(Entries from a dataset of interfaces)
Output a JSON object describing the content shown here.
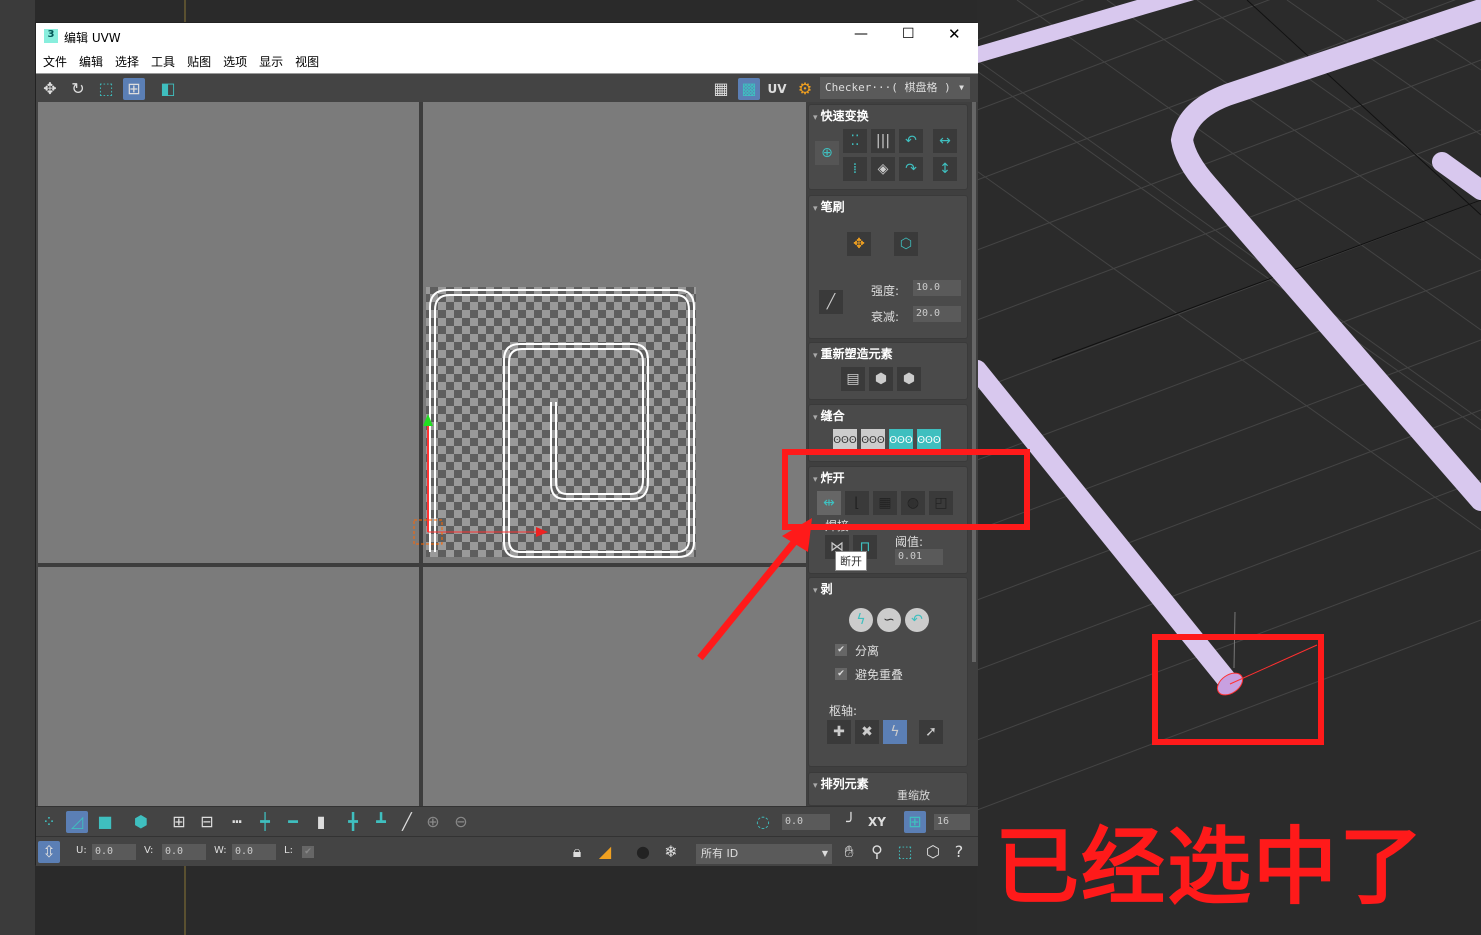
{
  "window": {
    "title": "编辑 UVW",
    "app_icon": "3"
  },
  "menu": [
    "文件",
    "编辑",
    "选择",
    "工具",
    "贴图",
    "选项",
    "显示",
    "视图"
  ],
  "toolbar": {
    "uv_label": "UV",
    "texture_dropdown": "Checker···( 棋盘格 )"
  },
  "rollouts": {
    "quick_transform": "快速变换",
    "brush": {
      "title": "笔刷",
      "strength_label": "强度:",
      "strength": "10.0",
      "falloff_label": "衰减:",
      "falloff": "20.0"
    },
    "reshape": "重新塑造元素",
    "stitch": "缝合",
    "explode": {
      "title": "炸开",
      "weld_label": "焊接",
      "threshold_label": "阈值:",
      "threshold": "0.01",
      "tooltip": "断开"
    },
    "peel": {
      "title": "剥",
      "detach_label": "分离",
      "avoid_overlap_label": "避免重叠",
      "detach_checked": true,
      "avoid_overlap_checked": true,
      "pivot_label": "枢轴:"
    },
    "arrange": {
      "title": "排列元素",
      "partial": "重缩放"
    }
  },
  "bottom": {
    "rotate_value": "0.0",
    "xy_label": "XY",
    "grid_value": "16",
    "u_label": "U:",
    "u": "0.0",
    "v_label": "V:",
    "v": "0.0",
    "w_label": "W:",
    "w": "0.0",
    "l_label": "L:",
    "id_dropdown": "所有 ID"
  },
  "annotation": {
    "text": "已经选中了",
    "color": "#ff1a1a"
  },
  "colors": {
    "accent": "#3fbfbf",
    "selected": "#5b7fb5",
    "tube": "#d8c8ee"
  }
}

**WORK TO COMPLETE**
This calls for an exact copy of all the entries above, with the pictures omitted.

**RESPONSE TO THIS EXERCISE**
Output a JSON object describing the content shown here.
{
  "window": {
    "title": "编辑 UVW",
    "app_icon": "3"
  },
  "menu": [
    "文件",
    "编辑",
    "选择",
    "工具",
    "贴图",
    "选项",
    "显示",
    "视图"
  ],
  "toolbar": {
    "uv_label": "UV",
    "texture_dropdown": "Checker···( 棋盘格 )"
  },
  "rollouts": {
    "quick_transform": "快速变换",
    "brush": {
      "title": "笔刷",
      "strength_label": "强度:",
      "strength": "10.0",
      "falloff_label": "衰减:",
      "falloff": "20.0"
    },
    "reshape": "重新塑造元素",
    "stitch": "缝合",
    "explode": {
      "title": "炸开",
      "weld_label": "焊接",
      "threshold_label": "阈值:",
      "threshold": "0.01",
      "tooltip": "断开"
    },
    "peel": {
      "title": "剥",
      "detach_label": "分离",
      "avoid_overlap_label": "避免重叠",
      "detach_checked": true,
      "avoid_overlap_checked": true,
      "pivot_label": "枢轴:"
    },
    "arrange": {
      "title": "排列元素",
      "partial": "重缩放"
    }
  },
  "bottom": {
    "rotate_value": "0.0",
    "xy_label": "XY",
    "grid_value": "16",
    "u_label": "U:",
    "u": "0.0",
    "v_label": "V:",
    "v": "0.0",
    "w_label": "W:",
    "w": "0.0",
    "l_label": "L:",
    "id_dropdown": "所有 ID"
  },
  "annotation": {
    "text": "已经选中了",
    "color": "#ff1a1a"
  },
  "colors": {
    "accent": "#3fbfbf",
    "selected": "#5b7fb5",
    "tube": "#d8c8ee"
  }
}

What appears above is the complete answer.